▶ [Task details]
Would you set down each line of the data below exactly?

▶ [Input material]
+ + +

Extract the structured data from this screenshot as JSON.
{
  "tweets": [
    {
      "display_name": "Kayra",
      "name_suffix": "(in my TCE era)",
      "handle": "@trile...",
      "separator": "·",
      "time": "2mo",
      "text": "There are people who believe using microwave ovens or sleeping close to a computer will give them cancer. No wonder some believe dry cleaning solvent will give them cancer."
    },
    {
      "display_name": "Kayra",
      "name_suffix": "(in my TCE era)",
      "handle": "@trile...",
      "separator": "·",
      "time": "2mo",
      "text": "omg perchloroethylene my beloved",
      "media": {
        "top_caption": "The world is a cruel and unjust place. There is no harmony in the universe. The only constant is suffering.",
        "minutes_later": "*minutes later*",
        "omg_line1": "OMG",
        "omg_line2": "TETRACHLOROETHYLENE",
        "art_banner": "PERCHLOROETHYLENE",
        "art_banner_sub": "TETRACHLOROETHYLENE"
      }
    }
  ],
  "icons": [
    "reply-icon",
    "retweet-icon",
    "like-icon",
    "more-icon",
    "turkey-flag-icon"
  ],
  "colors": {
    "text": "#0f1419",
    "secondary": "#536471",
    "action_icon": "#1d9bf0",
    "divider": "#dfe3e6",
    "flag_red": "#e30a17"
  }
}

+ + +

▶ [Completed exercise]
Extract the structured data from this screenshot as JSON.
{
  "tweets": [
    {
      "display_name": "Kayra",
      "name_suffix": "(in my TCE era)",
      "handle": "@trile...",
      "separator": "·",
      "time": "2mo",
      "text": "There are people who believe using microwave ovens or sleeping close to a computer will give them cancer. No wonder some believe dry cleaning solvent will give them cancer."
    },
    {
      "display_name": "Kayra",
      "name_suffix": "(in my TCE era)",
      "handle": "@trile...",
      "separator": "·",
      "time": "2mo",
      "text": "omg perchloroethylene my beloved",
      "media": {
        "top_caption": "The world is a cruel and unjust place. There is no harmony in the universe. The only constant is suffering.",
        "minutes_later": "*minutes later*",
        "omg_line1": "OMG",
        "omg_line2": "TETRACHLOROETHYLENE",
        "art_banner": "PERCHLOROETHYLENE",
        "art_banner_sub": "TETRACHLOROETHYLENE"
      }
    }
  ],
  "icons": [
    "reply-icon",
    "retweet-icon",
    "like-icon",
    "more-icon",
    "turkey-flag-icon"
  ],
  "colors": {
    "text": "#0f1419",
    "secondary": "#536471",
    "action_icon": "#1d9bf0",
    "divider": "#dfe3e6",
    "flag_red": "#e30a17"
  }
}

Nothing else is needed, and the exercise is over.